(Work task)
Everything from the line with "Give me the" to the line with "Extract the structured" in the listing below, both lines included, needs to be copied exactly, apart from the pictures.

(Working data)

***

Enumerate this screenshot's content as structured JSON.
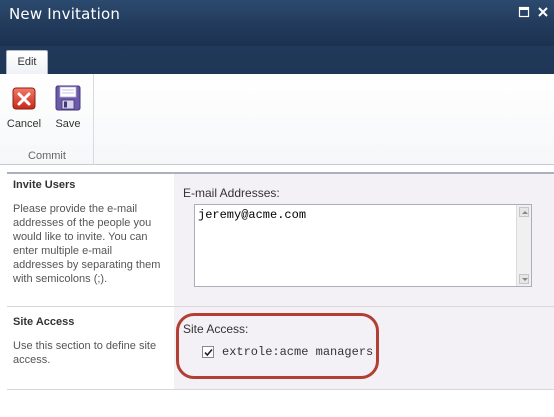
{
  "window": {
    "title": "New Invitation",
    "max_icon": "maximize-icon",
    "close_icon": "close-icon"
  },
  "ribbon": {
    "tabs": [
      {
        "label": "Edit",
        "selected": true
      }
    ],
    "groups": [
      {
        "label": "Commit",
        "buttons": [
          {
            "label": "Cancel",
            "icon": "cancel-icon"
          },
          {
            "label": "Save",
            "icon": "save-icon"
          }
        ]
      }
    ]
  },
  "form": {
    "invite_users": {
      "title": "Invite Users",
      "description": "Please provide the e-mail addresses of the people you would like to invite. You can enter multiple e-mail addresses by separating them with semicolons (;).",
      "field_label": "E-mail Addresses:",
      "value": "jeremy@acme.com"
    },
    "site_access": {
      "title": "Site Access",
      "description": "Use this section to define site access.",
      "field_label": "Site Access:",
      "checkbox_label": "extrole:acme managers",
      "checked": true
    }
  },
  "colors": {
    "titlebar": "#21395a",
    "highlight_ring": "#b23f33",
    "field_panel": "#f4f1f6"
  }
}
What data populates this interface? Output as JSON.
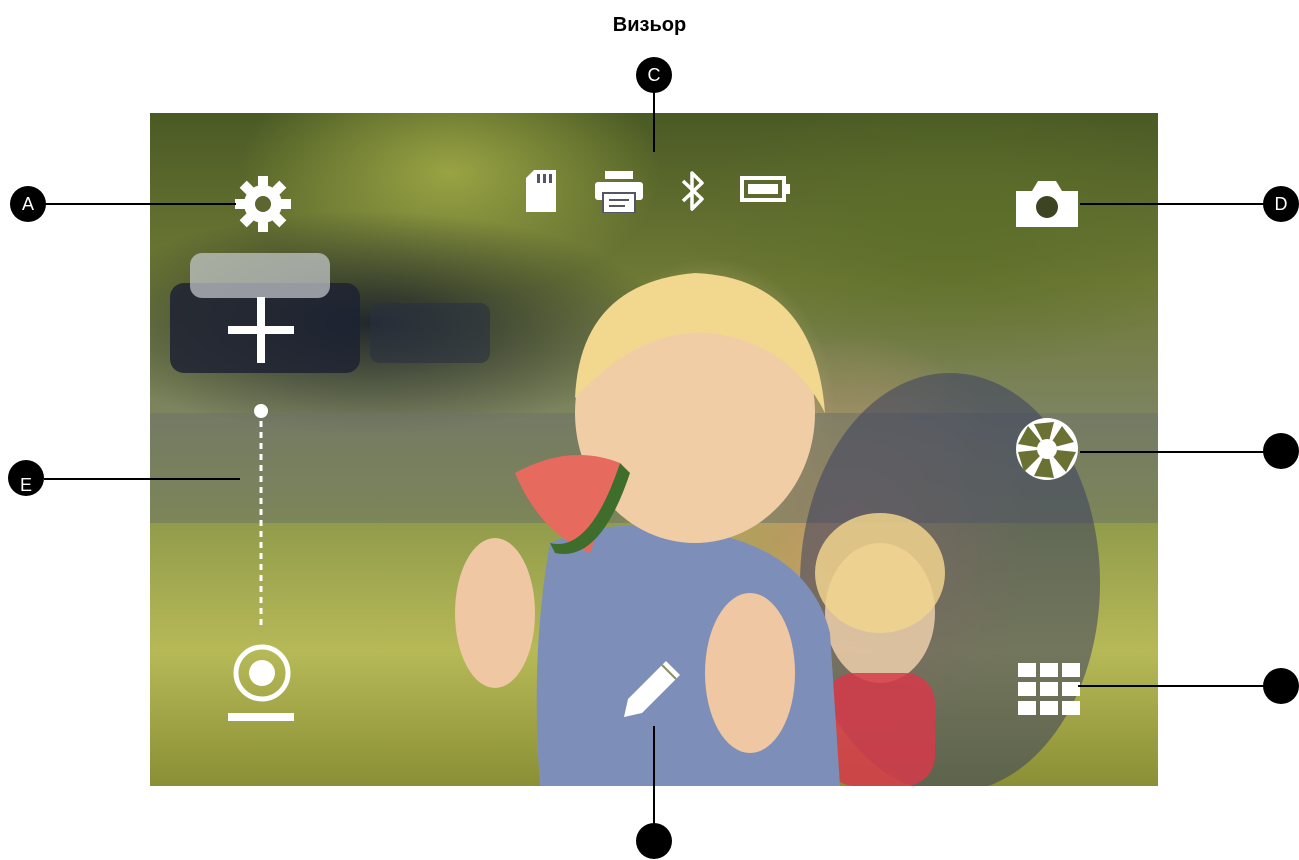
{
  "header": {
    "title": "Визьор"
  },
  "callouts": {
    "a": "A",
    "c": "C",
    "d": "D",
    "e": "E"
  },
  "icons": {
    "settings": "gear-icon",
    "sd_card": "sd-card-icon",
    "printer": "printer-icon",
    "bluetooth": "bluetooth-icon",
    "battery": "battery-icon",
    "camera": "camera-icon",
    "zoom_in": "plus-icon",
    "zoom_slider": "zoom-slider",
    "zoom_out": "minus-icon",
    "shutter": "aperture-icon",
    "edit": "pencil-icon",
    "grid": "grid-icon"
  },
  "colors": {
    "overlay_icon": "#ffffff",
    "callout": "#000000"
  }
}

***

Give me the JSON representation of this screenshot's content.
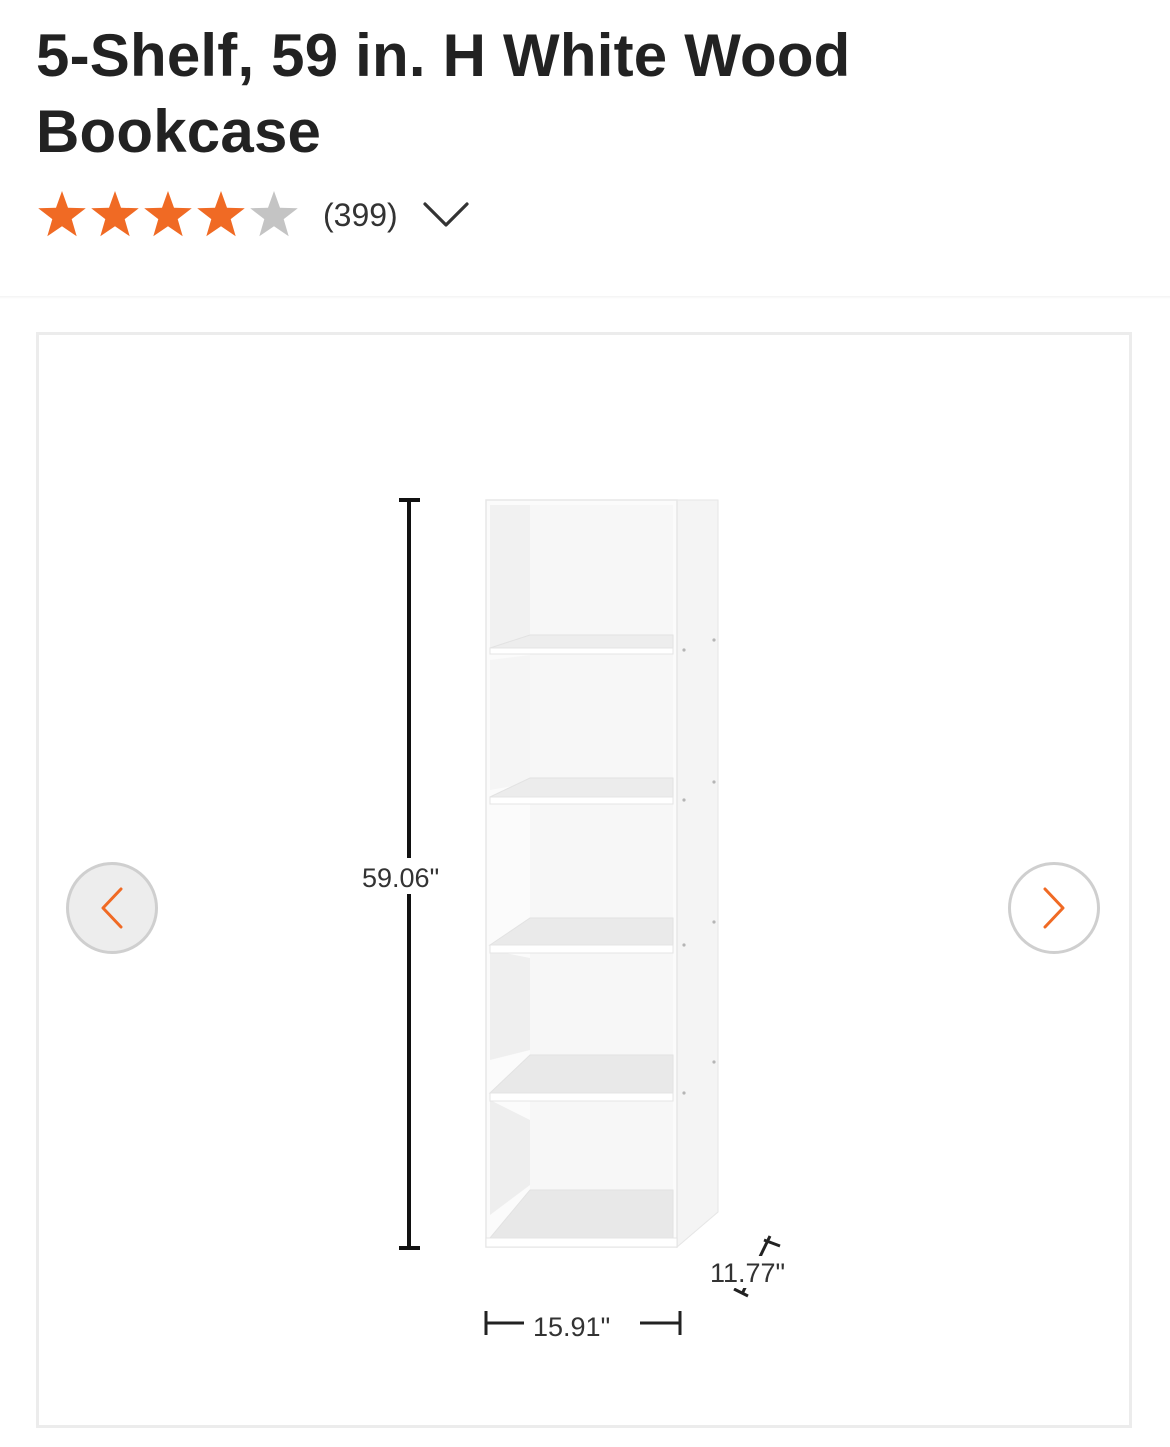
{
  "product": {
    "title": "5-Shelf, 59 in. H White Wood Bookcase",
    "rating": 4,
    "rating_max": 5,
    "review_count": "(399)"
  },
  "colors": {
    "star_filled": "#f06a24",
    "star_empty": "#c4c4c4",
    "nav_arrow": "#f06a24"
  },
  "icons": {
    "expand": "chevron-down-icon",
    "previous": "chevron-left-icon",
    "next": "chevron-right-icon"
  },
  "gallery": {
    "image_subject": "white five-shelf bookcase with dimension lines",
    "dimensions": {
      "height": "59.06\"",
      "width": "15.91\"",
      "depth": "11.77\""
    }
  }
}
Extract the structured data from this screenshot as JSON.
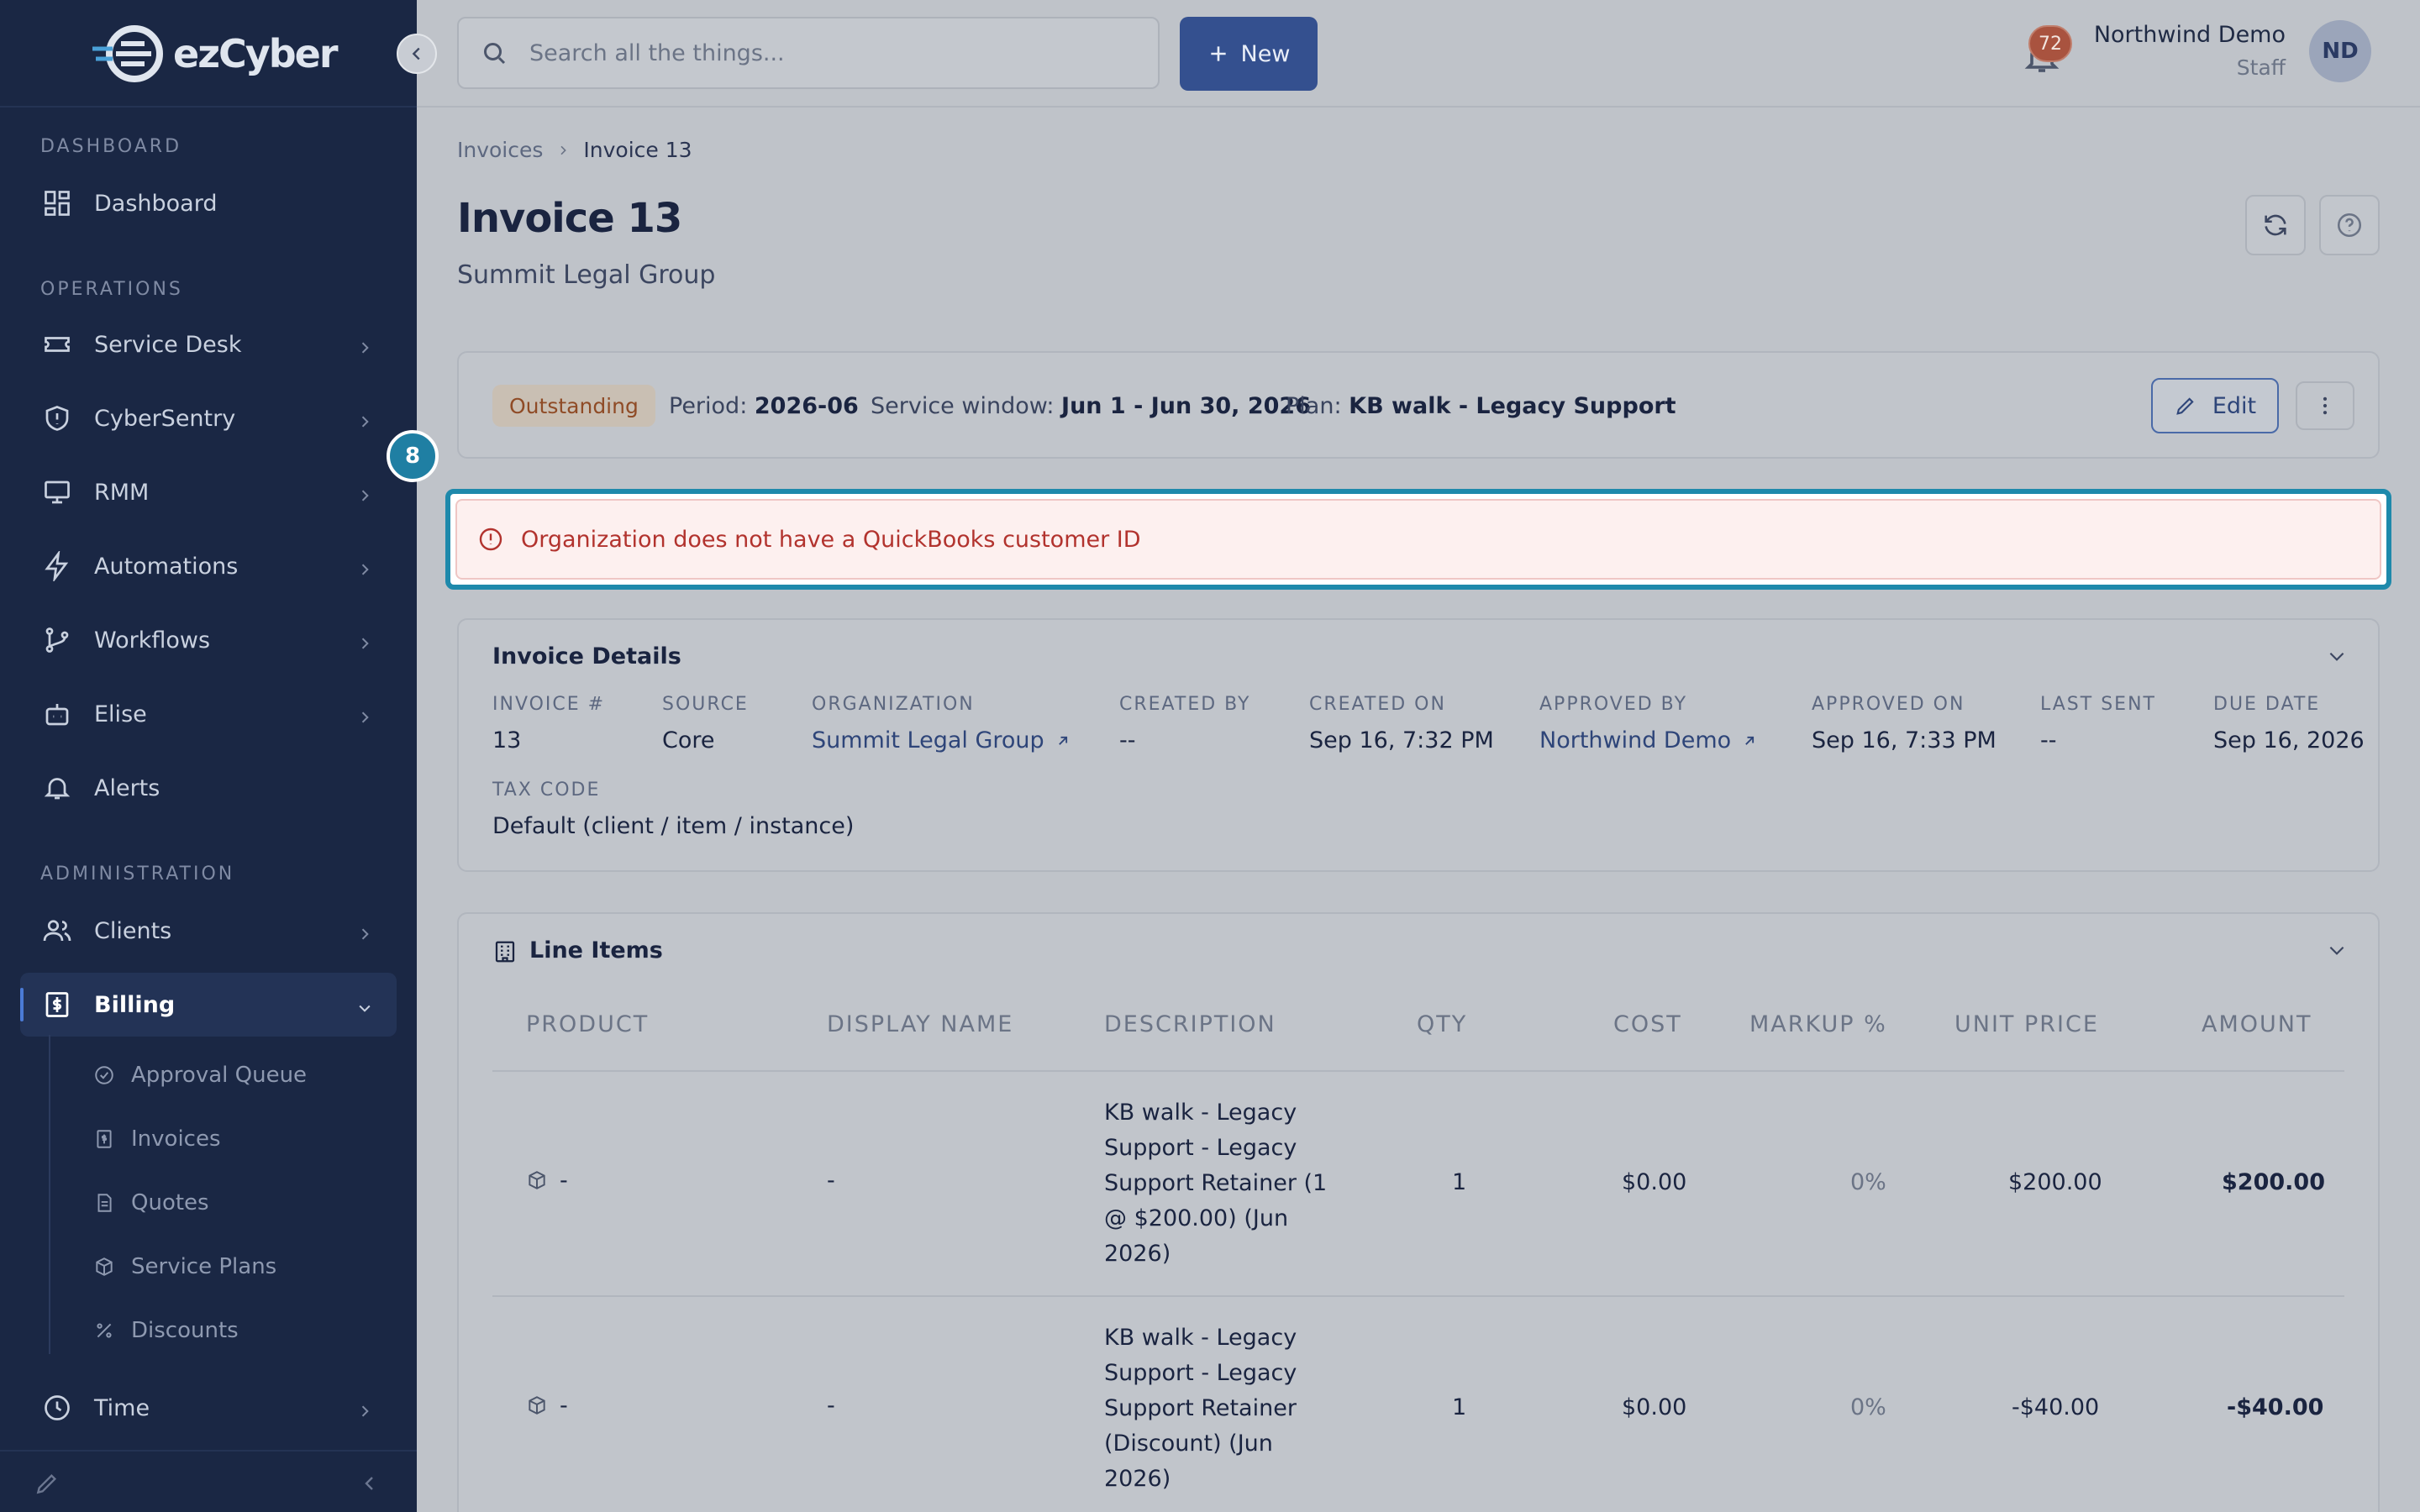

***

(Expected output)
Give me the JSON representation of this screenshot's content.
{
  "product": {
    "title": "5-Shelf, 59 in. H White Wood Bookcase",
    "rating": 4,
    "rating_max": 5,
    "review_count": "(399)"
  },
  "colors": {
    "star_filled": "#f06a24",
    "star_empty": "#c4c4c4",
    "nav_arrow": "#f06a24"
  },
  "icons": {
    "expand": "chevron-down-icon",
    "previous": "chevron-left-icon",
    "next": "chevron-right-icon"
  },
  "gallery": {
    "image_subject": "white five-shelf bookcase with dimension lines",
    "dimensions": {
      "height": "59.06\"",
      "width": "15.91\"",
      "depth": "11.77\""
    }
  }
}
Extract the structured data from this screenshot as JSON.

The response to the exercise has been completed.